The linear stability of variable viscosity, miscible core–annular flows is investigated. Consistent with pipe flow of a single fluid, the flow is stable at any Reynolds number when the magnitude of the viscosity ratio is less than a critical value. This is in contrast to the immiscible case without interfacial tension, which is unstable at any viscosity ratio. Beyond the critical value of the viscosity ratio, the flow can be unstable even when the more viscous fluid is in the core. This is in contrast to plane channel flows with finite interface thickness, which are always stabilized relative to single fluid flow when the less viscous fluid is in contact with the wall. If the more viscous fluid occupies the core, the axisymmetric mode usually dominates over the corkscrew mode. It is demonstrated that, for a less viscous core, the corkscrew mode is inviscidly unstable, whereas the axisymmetric mode is unstable for small Reynolds numbers at high Schmidt numbers. For the parameters under consideration, the switchover occurs at an intermediate Schmidt number of about 500. The occurrence of inviscid instability for the corkscrew mode is shown to be consistent with the Rayleigh criterion for pipe flows. In some parameter ranges, the miscible flow is seen to be more unstable than its immiscible counterpart, and the physical reasons for this behaviour are discussed.
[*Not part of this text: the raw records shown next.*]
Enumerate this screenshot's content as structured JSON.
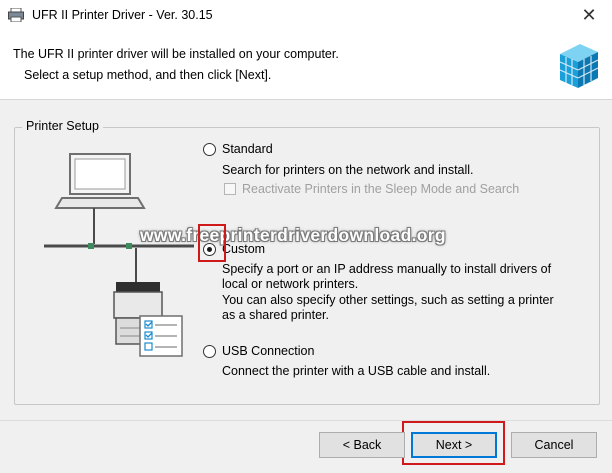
{
  "window": {
    "title": "UFR II Printer Driver - Ver. 30.15",
    "close_symbol": "✕",
    "icon": "printer-icon"
  },
  "header": {
    "line1": "The UFR II printer driver will be installed on your computer.",
    "line2": "Select a setup method, and then click [Next]."
  },
  "setup": {
    "group_label": "Printer Setup",
    "options": [
      {
        "label": "Standard",
        "selected": false,
        "description": [
          "Search for printers on the network and install."
        ],
        "checkbox": {
          "label": "Reactivate Printers in the Sleep Mode and Search",
          "checked": false,
          "enabled": false
        }
      },
      {
        "label": "Custom",
        "selected": true,
        "description": [
          "Specify a port or an IP address manually to install drivers of",
          "local or network printers.",
          "You can also specify other settings, such as setting a printer",
          "as a shared printer."
        ]
      },
      {
        "label": "USB Connection",
        "selected": false,
        "description": [
          "Connect the printer with a USB cable and install."
        ]
      }
    ]
  },
  "watermark": "www.freeprinterdriverdownload.org",
  "buttons": {
    "back": "< Back",
    "next": "Next >",
    "cancel": "Cancel"
  },
  "colors": {
    "highlight": "#d0191a",
    "accent": "#0078d7"
  }
}
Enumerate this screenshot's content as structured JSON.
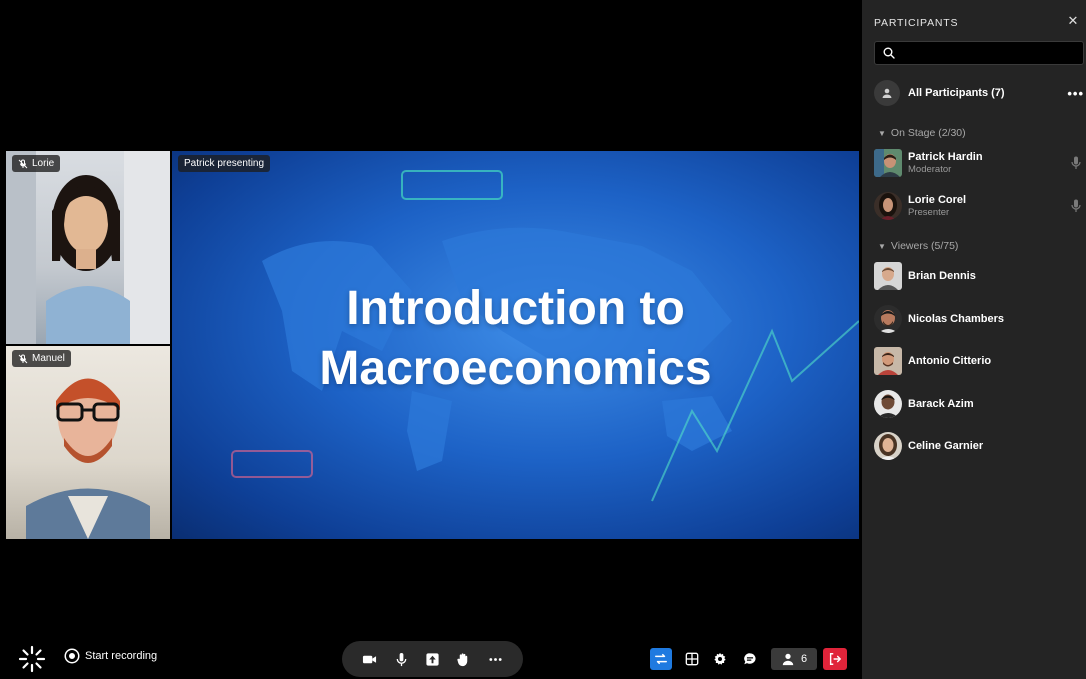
{
  "stage": {
    "tiles": [
      {
        "label": "Lorie",
        "muted": true
      },
      {
        "label": "Manuel",
        "muted": true
      }
    ],
    "presentation": {
      "label": "Patrick presenting",
      "slide_title_line1": "Introduction to",
      "slide_title_line2": "Macroeconomics"
    }
  },
  "controls": {
    "start_recording": "Start recording",
    "people_count": "6",
    "icons": [
      "camera-icon",
      "microphone-icon",
      "share-screen-icon",
      "raise-hand-icon",
      "more-icon",
      "switch-view-icon",
      "grid-icon",
      "gear-icon",
      "chat-icon",
      "people-icon",
      "leave-icon"
    ]
  },
  "sidebar": {
    "title": "PARTICIPANTS",
    "search_placeholder": "",
    "all_participants": "All Participants (7)",
    "on_stage": {
      "label": "On Stage (2/30)",
      "people": [
        {
          "name": "Patrick Hardin",
          "role": "Moderator"
        },
        {
          "name": "Lorie Corel",
          "role": "Presenter"
        }
      ]
    },
    "viewers": {
      "label": "Viewers (5/75)",
      "people": [
        {
          "name": "Brian Dennis"
        },
        {
          "name": "Nicolas Chambers"
        },
        {
          "name": "Antonio Citterio"
        },
        {
          "name": "Barack Azim"
        },
        {
          "name": "Celine Garnier"
        }
      ]
    }
  },
  "colors": {
    "accent": "#1f7ae0",
    "leave": "#e0243a",
    "sidebar_bg": "#242424"
  }
}
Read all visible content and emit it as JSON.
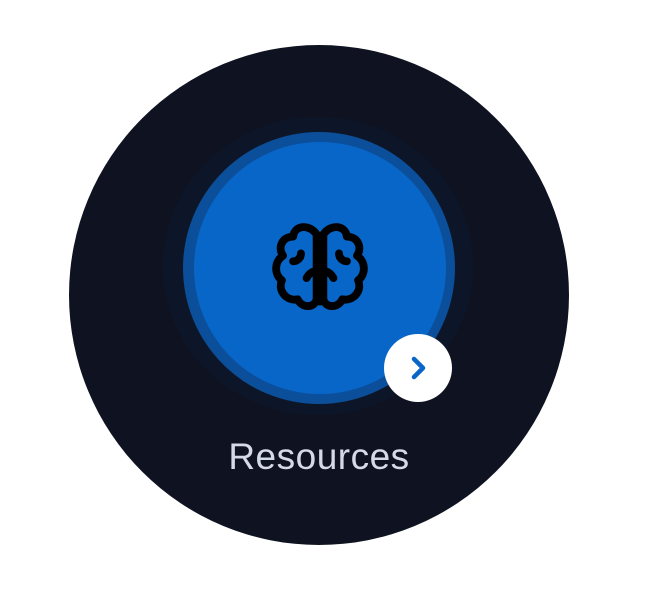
{
  "tile": {
    "label": "Resources",
    "icon": "brain-icon",
    "action_icon": "chevron-right-icon"
  },
  "colors": {
    "background": "#ffffff",
    "tile_background": "#0f1321",
    "accent": "#0866c8",
    "accent_ring": "#0b4f9a",
    "label_text": "#d5dbe6",
    "badge": "#ffffff",
    "chevron": "#0866c8"
  }
}
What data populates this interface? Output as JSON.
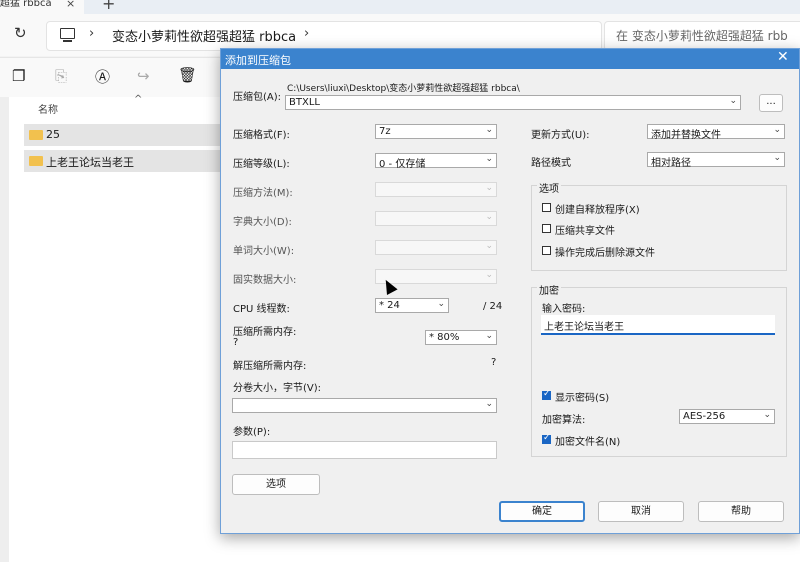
{
  "window": {
    "tab_title": "超猛 rbbca",
    "tab_close": "×",
    "new_tab": "+"
  },
  "address": {
    "breadcrumb": "变态小萝莉性欲超强超猛 rbbca",
    "search_placeholder": "在 变态小萝莉性欲超强超猛 rbb"
  },
  "files": {
    "column_name": "名称",
    "items": [
      {
        "name": "25"
      },
      {
        "name": "上老王论坛当老王"
      }
    ]
  },
  "dialog": {
    "title": "添加到压缩包",
    "close": "✕",
    "archive_label": "压缩包(A):",
    "archive_path": "C:\\Users\\liuxi\\Desktop\\变态小萝莉性欲超强超猛 rbbca\\",
    "archive_name": "BTXLL",
    "browse_label": "...",
    "format_label": "压缩格式(F):",
    "format_value": "7z",
    "level_label": "压缩等级(L):",
    "level_value": "0 - 仅存储",
    "method_label": "压缩方法(M):",
    "dict_label": "字典大小(D):",
    "word_label": "单词大小(W):",
    "solid_label": "固实数据大小:",
    "cpu_label": "CPU 线程数:",
    "cpu_value": "* 24",
    "cpu_total": "/ 24",
    "mem_label": "压缩所需内存:",
    "mem_value": "?",
    "mem_percent": "* 80%",
    "decomp_label": "解压缩所需内存:",
    "decomp_value": "?",
    "volume_label": "分卷大小，字节(V):",
    "volume_value": "",
    "params_label": "参数(P):",
    "params_value": "",
    "options_button": "选项",
    "update_label": "更新方式(U):",
    "update_value": "添加并替换文件",
    "path_label": "路径模式",
    "path_value": "相对路径",
    "options_group": "选项",
    "opt_sfx": "创建自释放程序(X)",
    "opt_shared": "压缩共享文件",
    "opt_delete": "操作完成后删除源文件",
    "encrypt_group": "加密",
    "password_label": "输入密码:",
    "password_value": "上老王论坛当老王",
    "show_password": "显示密码(S)",
    "algo_label": "加密算法:",
    "algo_value": "AES-256",
    "encrypt_names": "加密文件名(N)",
    "ok": "确定",
    "cancel": "取消",
    "help": "帮助"
  },
  "colors": {
    "title_bar": "#3b83ce",
    "accent": "#1a66c4",
    "folder": "#f2c14e"
  }
}
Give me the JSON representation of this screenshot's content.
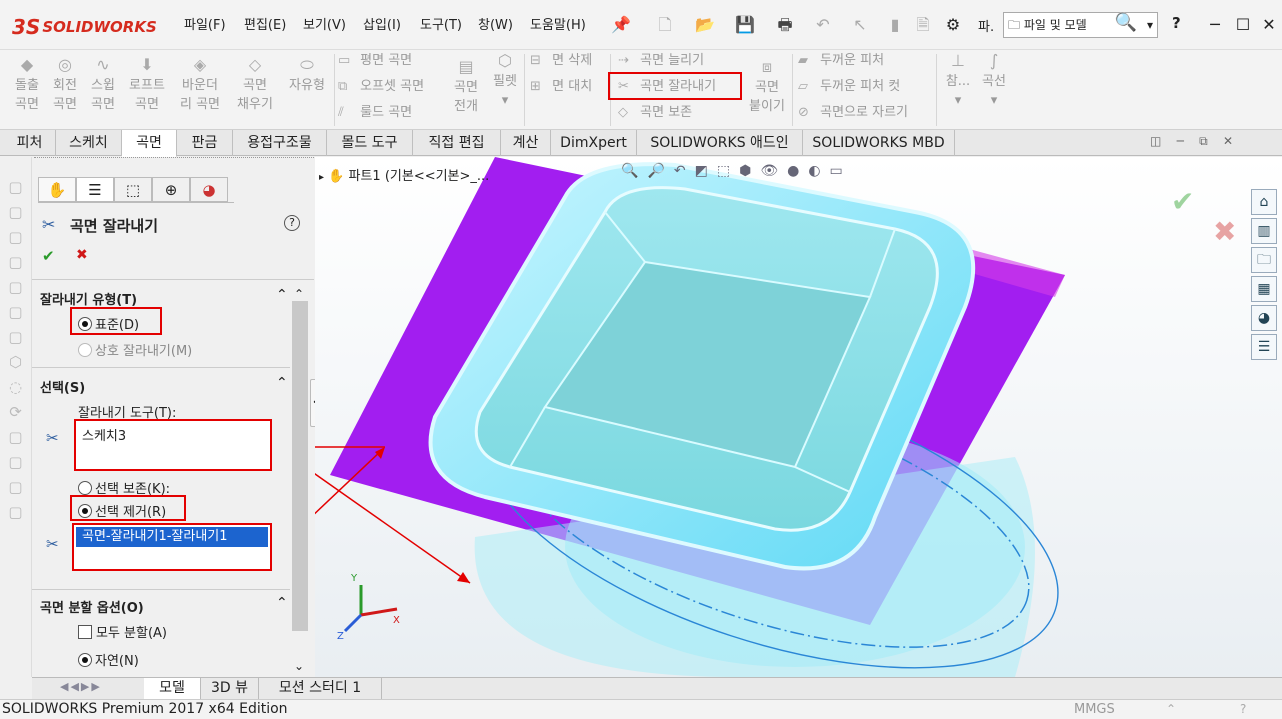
{
  "app": {
    "logo_text": "SOLIDWORKS",
    "logo_prefix": "3S"
  },
  "menu": [
    "파일(F)",
    "편집(E)",
    "보기(V)",
    "삽입(I)",
    "도구(T)",
    "창(W)",
    "도움말(H)"
  ],
  "toolbar_right": {
    "question": "?",
    "more": "파.",
    "search_placeholder": "파일 및 모델"
  },
  "ribbon": {
    "big": [
      {
        "icon": "extrude-icon",
        "label1": "돌출",
        "label2": "곡면"
      },
      {
        "icon": "revolve-icon",
        "label1": "회전",
        "label2": "곡면"
      },
      {
        "icon": "sweep-icon",
        "label1": "스윕",
        "label2": "곡면"
      },
      {
        "icon": "loft-icon",
        "label1": "로프트",
        "label2": "곡면"
      },
      {
        "icon": "boundary-icon",
        "label1": "바운더",
        "label2": "리 곡면"
      },
      {
        "icon": "fill-icon",
        "label1": "곡면",
        "label2": "채우기"
      },
      {
        "icon": "freeform-icon",
        "label1": "자유형",
        "label2": ""
      }
    ],
    "col1": [
      "평면 곡면",
      "오프셋 곡면",
      "룰드 곡면"
    ],
    "flatten": {
      "label1": "곡면",
      "label2": "전개"
    },
    "ruled_more": "필렛",
    "col2": [
      "면 삭제",
      "면 대치"
    ],
    "col3": [
      "곡면 늘리기",
      "곡면 잘라내기",
      "곡면 보존"
    ],
    "knit": {
      "label1": "곡면",
      "label2": "붙이기"
    },
    "col4": [
      "두꺼운 피처",
      "두꺼운 피처 컷",
      "곡면으로 자르기"
    ],
    "ref": "참...",
    "curve": "곡선"
  },
  "tabs": [
    "피처",
    "스케치",
    "곡면",
    "판금",
    "용접구조물",
    "몰드 도구",
    "직접 편집",
    "계산",
    "DimXpert",
    "SOLIDWORKS 애드인",
    "SOLIDWORKS MBD"
  ],
  "active_tab": "곡면",
  "pm": {
    "title": "곡면 잘라내기",
    "ok": "✔",
    "cancel": "✖",
    "help": "?",
    "trim_type": {
      "header": "잘라내기 유형(T)",
      "standard": "표준(D)",
      "mutual": "상호 잘라내기(M)"
    },
    "selection": {
      "header": "선택(S)",
      "tool_label": "잘라내기 도구(T):",
      "tool_value": "스케치3",
      "keep": "선택 보존(K):",
      "remove": "선택 제거(R)",
      "removed_item": "곡면-잘라내기1-잘라내기1"
    },
    "split": {
      "header": "곡면 분할 옵션(O)",
      "all": "모두 분할(A)",
      "natural": "자연(N)"
    }
  },
  "viewport": {
    "tree_label": "파트1  (기본<<기본>_..."
  },
  "bottom_tabs": [
    "모델",
    "3D 뷰",
    "모션 스터디 1"
  ],
  "status": {
    "left": "SOLIDWORKS Premium 2017 x64 Edition",
    "units": "MMGS"
  },
  "colors": {
    "highlight": "#e30000",
    "purple": "#a21ef0",
    "cyan": "#6fe9ff",
    "selection": "#1c64cf"
  }
}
A detailed parametric study shows that increasing the interface thickness has a uniformly stabilizing effect. The flow is least stable when the interface between the two fluids is located at approximately 0.6 times the tube radius. Unlike for channel flow, there is no sudden change in the stability with radial location of the interface. The instability originates mainly in the less viscous fluid, close to the interface.